**Input data:**

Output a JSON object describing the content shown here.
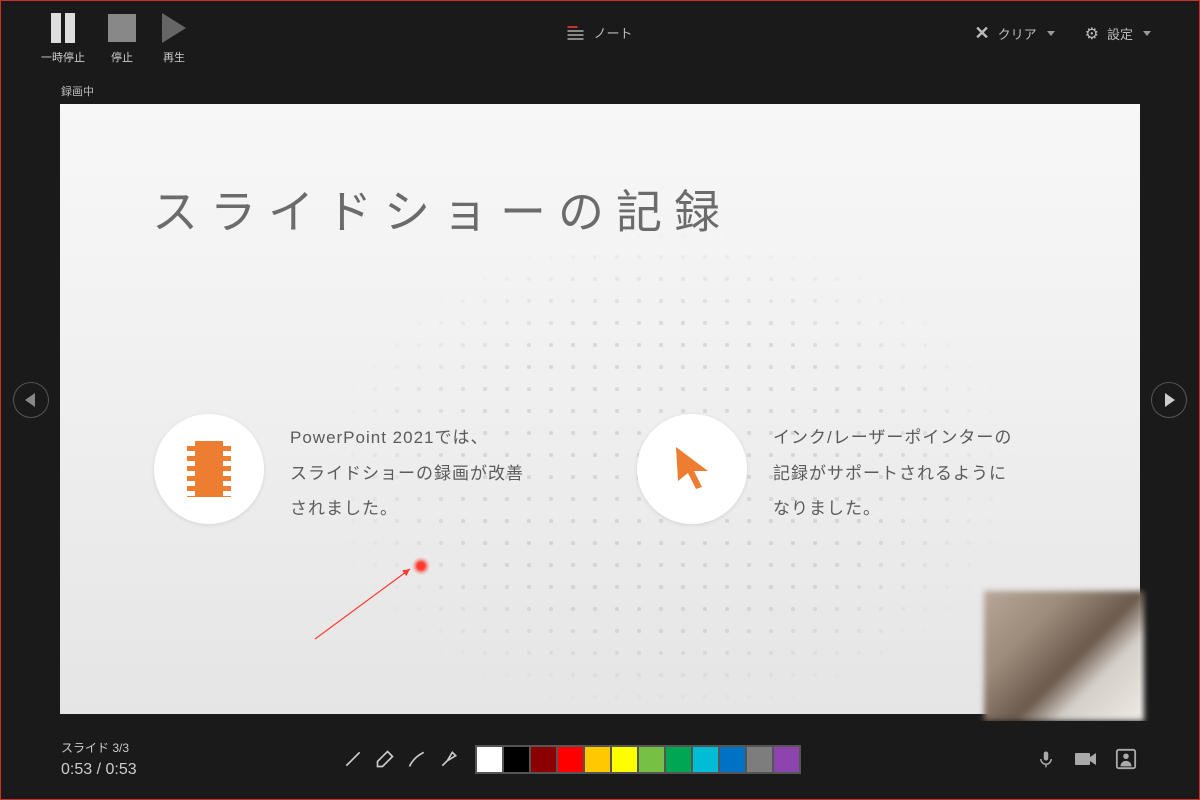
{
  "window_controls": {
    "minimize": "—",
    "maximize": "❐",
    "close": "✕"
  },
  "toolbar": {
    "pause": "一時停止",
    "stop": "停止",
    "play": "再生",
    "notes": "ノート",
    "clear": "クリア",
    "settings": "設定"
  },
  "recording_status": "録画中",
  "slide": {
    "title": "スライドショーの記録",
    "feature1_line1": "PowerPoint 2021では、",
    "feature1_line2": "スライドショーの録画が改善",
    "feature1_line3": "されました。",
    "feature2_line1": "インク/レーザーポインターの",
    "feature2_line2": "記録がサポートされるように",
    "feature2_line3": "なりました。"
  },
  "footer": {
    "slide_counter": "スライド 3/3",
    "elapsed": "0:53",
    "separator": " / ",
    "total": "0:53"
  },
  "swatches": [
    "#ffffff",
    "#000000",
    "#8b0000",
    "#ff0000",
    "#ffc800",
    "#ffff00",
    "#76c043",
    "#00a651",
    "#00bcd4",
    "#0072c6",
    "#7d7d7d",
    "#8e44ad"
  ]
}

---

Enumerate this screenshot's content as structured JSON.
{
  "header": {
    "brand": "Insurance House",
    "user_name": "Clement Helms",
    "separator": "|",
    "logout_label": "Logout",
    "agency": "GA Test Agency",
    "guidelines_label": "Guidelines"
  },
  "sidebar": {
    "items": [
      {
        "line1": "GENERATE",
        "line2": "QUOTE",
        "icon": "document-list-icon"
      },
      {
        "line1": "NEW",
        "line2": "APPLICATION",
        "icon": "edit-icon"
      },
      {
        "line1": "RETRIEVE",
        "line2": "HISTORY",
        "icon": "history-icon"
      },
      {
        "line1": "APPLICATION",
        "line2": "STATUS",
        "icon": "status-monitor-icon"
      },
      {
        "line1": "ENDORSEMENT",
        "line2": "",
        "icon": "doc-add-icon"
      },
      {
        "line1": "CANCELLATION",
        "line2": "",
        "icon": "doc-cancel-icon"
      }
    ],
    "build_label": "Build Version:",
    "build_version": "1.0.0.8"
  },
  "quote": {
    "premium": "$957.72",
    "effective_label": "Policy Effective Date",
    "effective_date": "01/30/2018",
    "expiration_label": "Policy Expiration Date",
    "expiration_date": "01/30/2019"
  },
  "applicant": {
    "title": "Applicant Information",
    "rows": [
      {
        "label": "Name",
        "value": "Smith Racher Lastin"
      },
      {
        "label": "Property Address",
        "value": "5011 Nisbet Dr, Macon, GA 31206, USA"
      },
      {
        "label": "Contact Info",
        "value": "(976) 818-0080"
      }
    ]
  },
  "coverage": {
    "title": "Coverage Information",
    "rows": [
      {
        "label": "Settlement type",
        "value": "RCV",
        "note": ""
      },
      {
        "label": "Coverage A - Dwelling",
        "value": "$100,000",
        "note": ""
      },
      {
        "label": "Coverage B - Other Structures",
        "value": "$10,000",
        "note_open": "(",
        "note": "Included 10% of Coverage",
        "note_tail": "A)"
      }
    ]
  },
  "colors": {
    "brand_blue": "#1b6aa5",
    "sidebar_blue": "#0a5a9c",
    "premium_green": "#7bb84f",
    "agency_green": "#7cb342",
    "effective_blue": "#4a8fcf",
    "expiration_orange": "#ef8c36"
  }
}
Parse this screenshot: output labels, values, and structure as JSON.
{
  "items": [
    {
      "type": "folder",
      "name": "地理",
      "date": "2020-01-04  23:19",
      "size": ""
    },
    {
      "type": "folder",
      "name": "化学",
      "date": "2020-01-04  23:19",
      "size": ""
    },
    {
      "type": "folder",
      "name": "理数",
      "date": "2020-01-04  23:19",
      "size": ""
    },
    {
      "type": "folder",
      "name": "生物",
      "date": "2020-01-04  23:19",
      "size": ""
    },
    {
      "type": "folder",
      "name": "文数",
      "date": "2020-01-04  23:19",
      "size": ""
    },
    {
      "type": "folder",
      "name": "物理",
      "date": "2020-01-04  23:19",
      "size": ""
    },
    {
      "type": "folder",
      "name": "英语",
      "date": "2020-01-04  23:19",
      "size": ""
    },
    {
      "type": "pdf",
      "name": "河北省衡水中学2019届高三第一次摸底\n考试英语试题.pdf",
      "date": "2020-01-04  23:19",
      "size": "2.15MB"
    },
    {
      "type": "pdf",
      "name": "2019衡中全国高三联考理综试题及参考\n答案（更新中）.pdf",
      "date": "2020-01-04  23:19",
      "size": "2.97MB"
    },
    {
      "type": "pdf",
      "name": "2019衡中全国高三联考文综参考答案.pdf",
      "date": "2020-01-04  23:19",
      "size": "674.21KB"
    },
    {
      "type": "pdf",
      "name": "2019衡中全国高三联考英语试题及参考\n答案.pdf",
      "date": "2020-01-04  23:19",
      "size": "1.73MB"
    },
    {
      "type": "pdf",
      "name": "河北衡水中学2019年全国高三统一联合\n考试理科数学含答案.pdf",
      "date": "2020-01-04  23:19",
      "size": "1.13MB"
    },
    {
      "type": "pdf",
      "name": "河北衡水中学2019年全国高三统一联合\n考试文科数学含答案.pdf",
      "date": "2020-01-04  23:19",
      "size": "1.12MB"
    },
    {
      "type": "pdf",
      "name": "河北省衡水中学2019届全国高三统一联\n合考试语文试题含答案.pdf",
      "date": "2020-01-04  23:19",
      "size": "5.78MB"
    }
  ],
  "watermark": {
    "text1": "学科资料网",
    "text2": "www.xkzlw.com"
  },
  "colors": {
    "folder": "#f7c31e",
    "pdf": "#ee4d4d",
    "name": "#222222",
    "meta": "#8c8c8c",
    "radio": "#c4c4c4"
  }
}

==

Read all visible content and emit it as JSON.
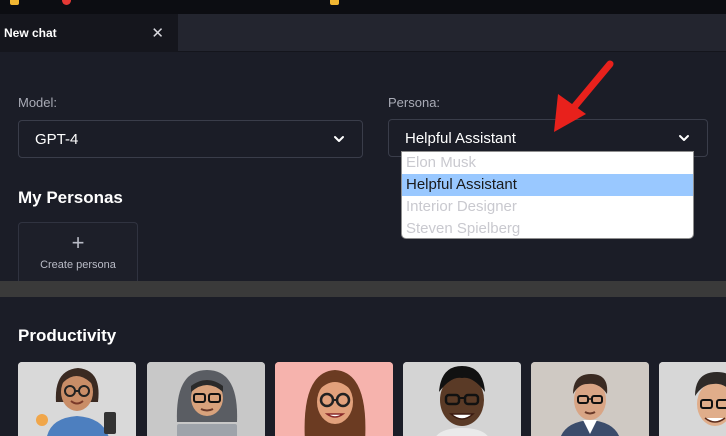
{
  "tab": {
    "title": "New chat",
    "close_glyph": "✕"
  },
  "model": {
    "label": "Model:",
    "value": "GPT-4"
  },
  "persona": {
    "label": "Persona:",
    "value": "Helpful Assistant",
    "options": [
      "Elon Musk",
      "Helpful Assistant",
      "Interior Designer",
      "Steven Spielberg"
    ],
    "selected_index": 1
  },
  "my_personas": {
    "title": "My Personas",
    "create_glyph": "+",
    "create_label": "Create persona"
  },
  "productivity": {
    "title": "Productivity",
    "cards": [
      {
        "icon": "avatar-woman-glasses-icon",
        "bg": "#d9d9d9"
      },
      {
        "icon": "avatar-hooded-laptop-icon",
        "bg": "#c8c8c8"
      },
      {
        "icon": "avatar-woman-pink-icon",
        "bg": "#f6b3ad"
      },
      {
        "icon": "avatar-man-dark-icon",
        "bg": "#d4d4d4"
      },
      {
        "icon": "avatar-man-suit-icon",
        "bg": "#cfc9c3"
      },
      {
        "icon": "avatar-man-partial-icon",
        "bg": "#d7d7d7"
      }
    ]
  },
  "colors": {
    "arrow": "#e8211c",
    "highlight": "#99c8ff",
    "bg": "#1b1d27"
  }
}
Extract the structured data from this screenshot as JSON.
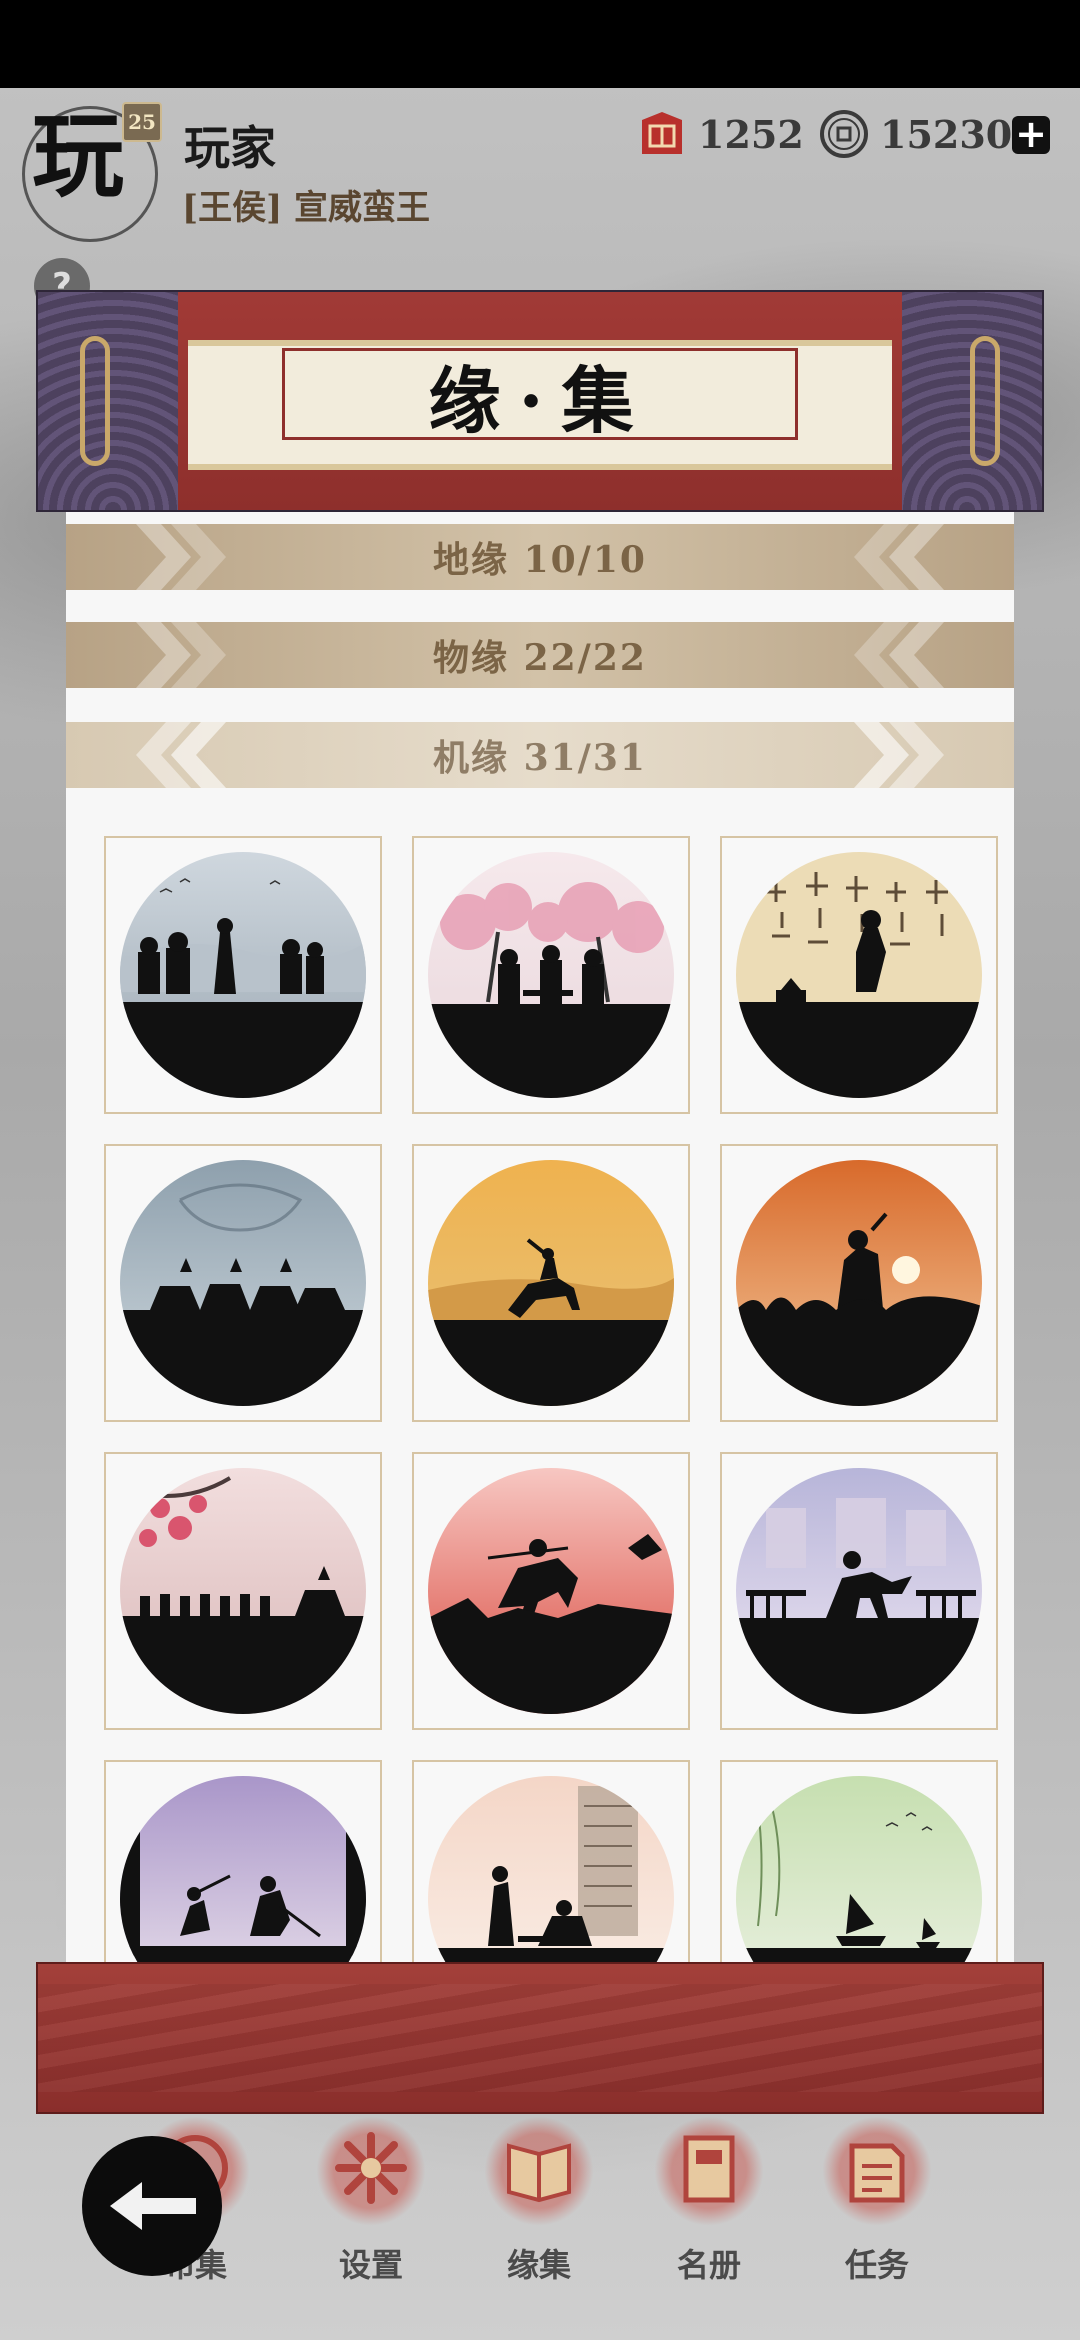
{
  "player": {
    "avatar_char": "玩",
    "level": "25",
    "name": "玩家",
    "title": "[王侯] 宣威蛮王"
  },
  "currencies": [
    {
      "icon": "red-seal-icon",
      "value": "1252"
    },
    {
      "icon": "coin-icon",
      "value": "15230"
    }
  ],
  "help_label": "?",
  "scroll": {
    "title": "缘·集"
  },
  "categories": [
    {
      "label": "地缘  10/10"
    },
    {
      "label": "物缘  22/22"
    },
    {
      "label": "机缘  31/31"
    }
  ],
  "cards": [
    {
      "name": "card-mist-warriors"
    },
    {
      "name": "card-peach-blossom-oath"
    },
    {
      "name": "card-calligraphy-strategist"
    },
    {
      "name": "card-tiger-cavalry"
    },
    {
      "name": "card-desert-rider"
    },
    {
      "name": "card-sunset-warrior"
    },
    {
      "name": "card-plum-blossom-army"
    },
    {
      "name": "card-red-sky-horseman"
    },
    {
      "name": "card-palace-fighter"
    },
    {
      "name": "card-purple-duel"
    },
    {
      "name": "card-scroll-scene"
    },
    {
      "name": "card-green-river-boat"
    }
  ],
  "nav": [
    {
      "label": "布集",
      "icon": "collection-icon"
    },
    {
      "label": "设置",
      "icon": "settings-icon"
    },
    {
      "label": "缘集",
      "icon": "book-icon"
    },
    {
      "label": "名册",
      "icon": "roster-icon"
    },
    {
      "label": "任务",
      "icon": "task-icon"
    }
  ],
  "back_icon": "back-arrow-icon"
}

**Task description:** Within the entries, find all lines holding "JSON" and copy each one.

**Answer for the task:**
Output a JSON object describing the content shown here.
Enumerate this screenshot's content as structured JSON.
Parse this screenshot: output labels, values, and structure as JSON.
Read all visible content and emit it as JSON.
Extract the structured data from this screenshot as JSON.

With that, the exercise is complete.